The Kospi in Seoul climbed 0.6% to 2,751.30 and Australia's S&P-ASX 200 was 0.5% higher at 6,630.30. New Zealand advanced while Singapore and Indonesia declined.
Investors are hoping a new aid package from Congress can prop up the economy until the rollout of coronavirus vaccines allows business and consumer activity to revive.
Congress, after months of wrangling, approved a plan Monday night that would send $600 to most Americans, give $300 per week to the unemployed and deliver other aid to businesses.
Trump, however, complained on Twitter that the measure did too little for ordinary Americans. He urged legislators to increase payments to as much as $4,000 per couple and “get rid of the wasteful and unnecessary items from this legislation and to send me a suitable bill.”
On Wall Street, the S&P 500 declined to 3,687.26. About 65% of the companies in the index fell. Communication services, financial and other companies accounted for much of the selling. Tech companies rose.
The Dow Jones Industrial Average slid 0.7% to 30,015.51. The Nasdaq composite rose 0.5% to a record 12,807.92.
Even without the variant form of the virus, the resurgent pandemic has already been dragging on the U.S. economy.
Two reports Tuesday added to discouraging economic data.
One showed consumer confidence fell more than expected this month. Another showed the red-hot housing market is slowing.
In energy markets, benchmark U.S. crude lost 67 cents to $46.35 per barrel in electronic trading on the New York Mercantile Exchange. The contract fell 72 cents on Tuesday to $47.02. Brent crude, the basis for pricing international oils, declined 68 cents to $49.48 per barrel in London. It shed 83 cents the previous session to $50.08 a barrel.
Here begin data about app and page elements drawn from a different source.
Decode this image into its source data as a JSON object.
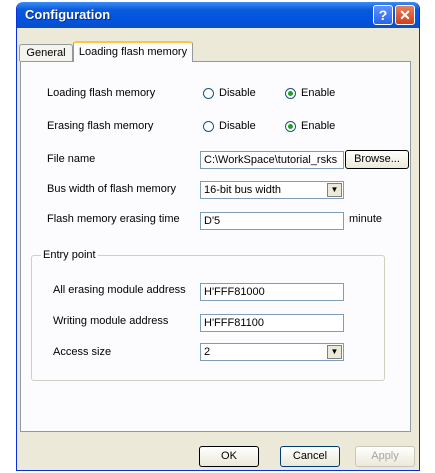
{
  "window": {
    "title": "Configuration",
    "help_label": "?",
    "close_label": "✕"
  },
  "tabs": [
    {
      "label": "General"
    },
    {
      "label": "Loading flash memory"
    }
  ],
  "form": {
    "loading_flash": {
      "label": "Loading flash memory",
      "opt_disable": "Disable",
      "opt_enable": "Enable",
      "selected": "Enable"
    },
    "erasing_flash": {
      "label": "Erasing flash memory",
      "opt_disable": "Disable",
      "opt_enable": "Enable",
      "selected": "Enable"
    },
    "file_name": {
      "label": "File name",
      "value": "C:\\WorkSpace\\tutorial_rsks",
      "browse_label": "Browse..."
    },
    "bus_width": {
      "label": "Bus width of flash memory",
      "value": "16-bit bus width"
    },
    "erase_time": {
      "label": "Flash memory erasing time",
      "value": "D'5",
      "unit": "minute"
    },
    "entry_point": {
      "title": "Entry point",
      "erase_module": {
        "label": "All erasing module address",
        "value": "H'FFF81000"
      },
      "write_module": {
        "label": "Writing module address",
        "value": "H'FFF81100"
      },
      "access_size": {
        "label": "Access size",
        "value": "2"
      }
    }
  },
  "buttons": {
    "ok": "OK",
    "cancel": "Cancel",
    "apply": "Apply"
  }
}
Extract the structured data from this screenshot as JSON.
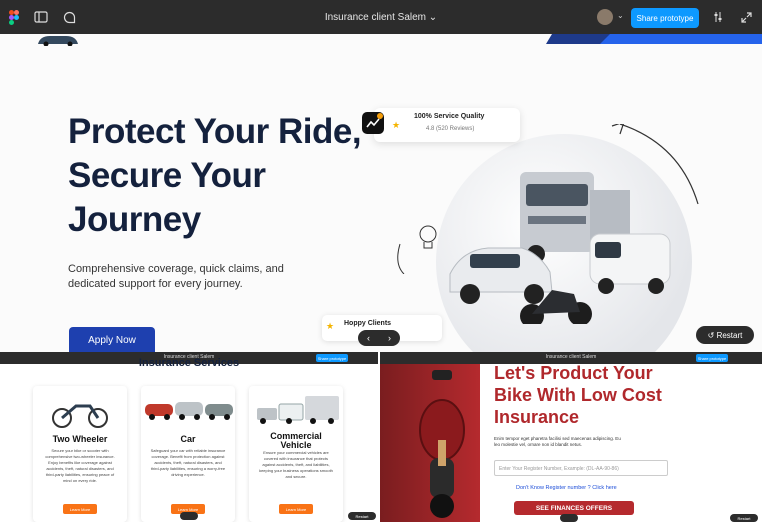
{
  "app": {
    "title": "Insurance client Salem",
    "share_label": "Share prototype"
  },
  "hero": {
    "title_line1": "Protect Your Ride,",
    "title_line2": "Secure Your",
    "title_line3": "Journey",
    "subtitle_line1": "Comprehensive coverage, quick claims, and",
    "subtitle_line2": "dedicated support for every journey.",
    "apply_label": "Apply Now",
    "badge_title": "100% Service Quality",
    "badge_rating": "4.8 (520 Reviews)",
    "happy_clients": "Hoppy Clients",
    "restart_label": "Restart"
  },
  "services": {
    "title": "Insurance Services",
    "cards": [
      {
        "title": "Two Wheeler",
        "desc": "Secure your bike or scooter with comprehensive two-wheeler insurance. Enjoy benefits like coverage against accidents, theft, natural disasters, and third-party liabilities, ensuring peace of mind on every ride.",
        "button": "Learn More"
      },
      {
        "title": "Car",
        "desc": "Safeguard your car with reliable insurance coverage. Benefit from protection against accidents, theft, natural disasters, and third-party liabilities, ensuring a worry-free driving experience.",
        "button": "Learn More"
      },
      {
        "title_line1": "Commercial",
        "title_line2": "Vehicle",
        "desc": "Ensure your commercial vehicles are covered with insurance that protects against accidents, theft, and liabilities, keeping your business operations smooth and secure.",
        "button": "Learn More"
      }
    ],
    "restart_label": "Restart"
  },
  "product": {
    "title_line1": "Let's Product Your",
    "title_line2": "Bike With Low Cost",
    "title_line3": "Insurance",
    "desc": "Enim tempor eget pharetra facilisi sed maecenas adipiscing. Eu leo molestie vel, ornare non id blandit netus.",
    "input_placeholder": "Enter Your Register Number, Example: (DL-AA-90-86)",
    "link_text": "Don't Know Register number ? Click here",
    "button": "SEE FINANCES OFFERS",
    "restart_label": "Restart"
  },
  "colors": {
    "accent": "#0d99ff",
    "navy": "#14213d",
    "apply": "#1e40af",
    "orange": "#f97316",
    "red": "#b0282c"
  }
}
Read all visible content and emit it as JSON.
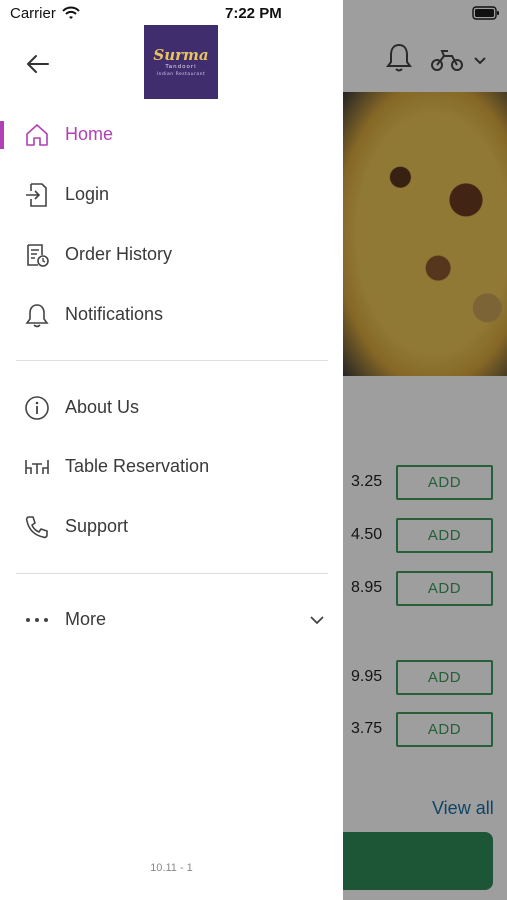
{
  "status_bar": {
    "carrier": "Carrier",
    "time": "7:22 PM"
  },
  "drawer": {
    "logo": {
      "name": "Surma",
      "subtitle": "Tandoori",
      "tagline": "Indian Restaurant"
    },
    "menu": [
      {
        "label": "Home",
        "icon": "home-icon",
        "active": true
      },
      {
        "label": "Login",
        "icon": "login-icon",
        "active": false
      },
      {
        "label": "Order History",
        "icon": "order-history-icon",
        "active": false
      },
      {
        "label": "Notifications",
        "icon": "bell-icon",
        "active": false
      },
      {
        "label": "About Us",
        "icon": "info-icon",
        "active": false
      },
      {
        "label": "Table Reservation",
        "icon": "table-icon",
        "active": false
      },
      {
        "label": "Support",
        "icon": "phone-icon",
        "active": false
      },
      {
        "label": "More",
        "icon": "more-dots-icon",
        "active": false
      }
    ],
    "version": "10.11 - 1"
  },
  "background": {
    "prices": [
      "3.25",
      "4.50",
      "8.95",
      "9.95",
      "3.75"
    ],
    "add_label": "ADD",
    "view_all": "View all"
  },
  "colors": {
    "accent": "#b23fb3",
    "green": "#3e9b5b",
    "logo_bg": "#3f2d6e",
    "link": "#1a6fa5"
  }
}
The dollar declined to 103.48 yen from Tuesday's 103.67. The euro gained to $1.2186 from $1.2161.